Work task: Output all the data below verbatim.

[Website and app data records]
= Beginning of Section =
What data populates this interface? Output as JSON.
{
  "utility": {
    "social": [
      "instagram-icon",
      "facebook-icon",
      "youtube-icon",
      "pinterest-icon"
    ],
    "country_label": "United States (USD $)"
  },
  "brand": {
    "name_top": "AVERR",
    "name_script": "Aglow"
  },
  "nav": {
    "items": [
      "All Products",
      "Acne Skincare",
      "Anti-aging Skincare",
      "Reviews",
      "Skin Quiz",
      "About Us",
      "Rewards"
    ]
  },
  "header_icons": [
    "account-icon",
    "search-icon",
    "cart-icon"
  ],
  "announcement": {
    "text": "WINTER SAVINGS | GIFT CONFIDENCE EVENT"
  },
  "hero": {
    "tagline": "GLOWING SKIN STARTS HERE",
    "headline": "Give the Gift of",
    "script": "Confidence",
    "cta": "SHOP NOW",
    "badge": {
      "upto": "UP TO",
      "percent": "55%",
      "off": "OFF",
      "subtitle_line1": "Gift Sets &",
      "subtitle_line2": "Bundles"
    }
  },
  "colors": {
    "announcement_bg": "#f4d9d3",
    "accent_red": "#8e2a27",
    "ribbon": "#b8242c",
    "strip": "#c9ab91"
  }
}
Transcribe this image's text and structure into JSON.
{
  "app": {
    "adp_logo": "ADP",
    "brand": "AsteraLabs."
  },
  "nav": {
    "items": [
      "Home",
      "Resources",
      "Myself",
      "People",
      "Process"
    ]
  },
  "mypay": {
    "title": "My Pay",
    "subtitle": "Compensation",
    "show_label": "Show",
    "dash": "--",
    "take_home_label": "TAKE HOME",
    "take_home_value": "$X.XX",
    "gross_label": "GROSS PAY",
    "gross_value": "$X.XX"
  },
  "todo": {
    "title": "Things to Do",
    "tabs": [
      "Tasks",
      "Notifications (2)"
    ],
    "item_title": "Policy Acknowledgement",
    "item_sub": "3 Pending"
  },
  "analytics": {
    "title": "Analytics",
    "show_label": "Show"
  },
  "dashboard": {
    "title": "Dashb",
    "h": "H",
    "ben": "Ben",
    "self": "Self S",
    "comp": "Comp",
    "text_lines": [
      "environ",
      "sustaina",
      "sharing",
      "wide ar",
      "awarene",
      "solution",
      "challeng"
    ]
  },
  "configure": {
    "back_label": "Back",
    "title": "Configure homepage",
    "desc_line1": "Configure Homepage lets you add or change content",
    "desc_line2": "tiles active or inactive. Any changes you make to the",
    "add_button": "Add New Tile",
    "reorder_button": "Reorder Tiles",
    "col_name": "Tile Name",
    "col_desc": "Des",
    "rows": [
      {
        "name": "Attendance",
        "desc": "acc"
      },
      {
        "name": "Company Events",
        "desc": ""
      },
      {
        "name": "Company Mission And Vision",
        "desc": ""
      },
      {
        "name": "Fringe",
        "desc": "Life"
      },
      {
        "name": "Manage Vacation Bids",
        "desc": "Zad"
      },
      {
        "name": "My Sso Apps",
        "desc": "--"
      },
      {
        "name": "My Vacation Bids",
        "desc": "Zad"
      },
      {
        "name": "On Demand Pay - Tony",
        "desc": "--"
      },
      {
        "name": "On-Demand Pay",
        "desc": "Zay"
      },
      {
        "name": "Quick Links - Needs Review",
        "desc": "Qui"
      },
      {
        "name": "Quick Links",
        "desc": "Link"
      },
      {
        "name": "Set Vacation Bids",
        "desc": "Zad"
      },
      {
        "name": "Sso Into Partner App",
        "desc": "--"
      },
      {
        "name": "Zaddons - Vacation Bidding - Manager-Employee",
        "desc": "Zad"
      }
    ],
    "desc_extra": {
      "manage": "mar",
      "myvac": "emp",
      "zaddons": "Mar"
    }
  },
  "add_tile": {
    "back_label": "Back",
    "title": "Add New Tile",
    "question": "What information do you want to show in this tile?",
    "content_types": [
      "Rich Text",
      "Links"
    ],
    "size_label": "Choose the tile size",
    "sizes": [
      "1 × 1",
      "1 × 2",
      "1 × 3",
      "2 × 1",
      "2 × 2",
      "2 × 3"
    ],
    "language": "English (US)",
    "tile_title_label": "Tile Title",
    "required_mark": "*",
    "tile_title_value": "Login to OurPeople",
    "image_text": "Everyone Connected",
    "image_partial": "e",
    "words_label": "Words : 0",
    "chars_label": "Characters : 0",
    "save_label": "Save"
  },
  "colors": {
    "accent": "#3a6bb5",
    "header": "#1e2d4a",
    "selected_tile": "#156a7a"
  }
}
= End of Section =
Written solution:
What data populates this interface? Output as JSON.
{
  "utility": {
    "social": [
      "instagram-icon",
      "facebook-icon",
      "youtube-icon",
      "pinterest-icon"
    ],
    "country_label": "United States (USD $)"
  },
  "brand": {
    "name_top": "AVERR",
    "name_script": "Aglow"
  },
  "nav": {
    "items": [
      "All Products",
      "Acne Skincare",
      "Anti-aging Skincare",
      "Reviews",
      "Skin Quiz",
      "About Us",
      "Rewards"
    ]
  },
  "header_icons": [
    "account-icon",
    "search-icon",
    "cart-icon"
  ],
  "announcement": {
    "text": "WINTER SAVINGS | GIFT CONFIDENCE EVENT"
  },
  "hero": {
    "tagline": "GLOWING SKIN STARTS HERE",
    "headline": "Give the Gift of",
    "script": "Confidence",
    "cta": "SHOP NOW",
    "badge": {
      "upto": "UP TO",
      "percent": "55%",
      "off": "OFF",
      "subtitle_line1": "Gift Sets &",
      "subtitle_line2": "Bundles"
    }
  },
  "colors": {
    "announcement_bg": "#f4d9d3",
    "accent_red": "#8e2a27",
    "ribbon": "#b8242c",
    "strip": "#c9ab91"
  }
}
Transcribe this image's text and structure into JSON.
{
  "app": {
    "adp_logo": "ADP",
    "brand": "AsteraLabs."
  },
  "nav": {
    "items": [
      "Home",
      "Resources",
      "Myself",
      "People",
      "Process"
    ]
  },
  "mypay": {
    "title": "My Pay",
    "subtitle": "Compensation",
    "show_label": "Show",
    "dash": "--",
    "take_home_label": "TAKE HOME",
    "take_home_value": "$X.XX",
    "gross_label": "GROSS PAY",
    "gross_value": "$X.XX"
  },
  "todo": {
    "title": "Things to Do",
    "tabs": [
      "Tasks",
      "Notifications (2)"
    ],
    "item_title": "Policy Acknowledgement",
    "item_sub": "3 Pending"
  },
  "analytics": {
    "title": "Analytics",
    "show_label": "Show"
  },
  "dashboard": {
    "title": "Dashb",
    "h": "H",
    "ben": "Ben",
    "self": "Self S",
    "comp": "Comp",
    "text_lines": [
      "environ",
      "sustaina",
      "sharing",
      "wide ar",
      "awarene",
      "solution",
      "challeng"
    ]
  },
  "configure": {
    "back_label": "Back",
    "title": "Configure homepage",
    "desc_line1": "Configure Homepage lets you add or change content",
    "desc_line2": "tiles active or inactive. Any changes you make to the",
    "add_button": "Add New Tile",
    "reorder_button": "Reorder Tiles",
    "col_name": "Tile Name",
    "col_desc": "Des",
    "rows": [
      {
        "name": "Attendance",
        "desc": "acc"
      },
      {
        "name": "Company Events",
        "desc": ""
      },
      {
        "name": "Company Mission And Vision",
        "desc": ""
      },
      {
        "name": "Fringe",
        "desc": "Life"
      },
      {
        "name": "Manage Vacation Bids",
        "desc": "Zad"
      },
      {
        "name": "My Sso Apps",
        "desc": "--"
      },
      {
        "name": "My Vacation Bids",
        "desc": "Zad"
      },
      {
        "name": "On Demand Pay - Tony",
        "desc": "--"
      },
      {
        "name": "On-Demand Pay",
        "desc": "Zay"
      },
      {
        "name": "Quick Links - Needs Review",
        "desc": "Qui"
      },
      {
        "name": "Quick Links",
        "desc": "Link"
      },
      {
        "name": "Set Vacation Bids",
        "desc": "Zad"
      },
      {
        "name": "Sso Into Partner App",
        "desc": "--"
      },
      {
        "name": "Zaddons - Vacation Bidding - Manager-Employee",
        "desc": "Zad"
      }
    ],
    "desc_extra": {
      "manage": "mar",
      "myvac": "emp",
      "zaddons": "Mar"
    }
  },
  "add_tile": {
    "back_label": "Back",
    "title": "Add New Tile",
    "question": "What information do you want to show in this tile?",
    "content_types": [
      "Rich Text",
      "Links"
    ],
    "size_label": "Choose the tile size",
    "sizes": [
      "1 × 1",
      "1 × 2",
      "1 × 3",
      "2 × 1",
      "2 × 2",
      "2 × 3"
    ],
    "language": "English (US)",
    "tile_title_label": "Tile Title",
    "required_mark": "*",
    "tile_title_value": "Login to OurPeople",
    "image_text": "Everyone Connected",
    "image_partial": "e",
    "words_label": "Words : 0",
    "chars_label": "Characters : 0",
    "save_label": "Save"
  },
  "colors": {
    "accent": "#3a6bb5",
    "header": "#1e2d4a",
    "selected_tile": "#156a7a"
  }
}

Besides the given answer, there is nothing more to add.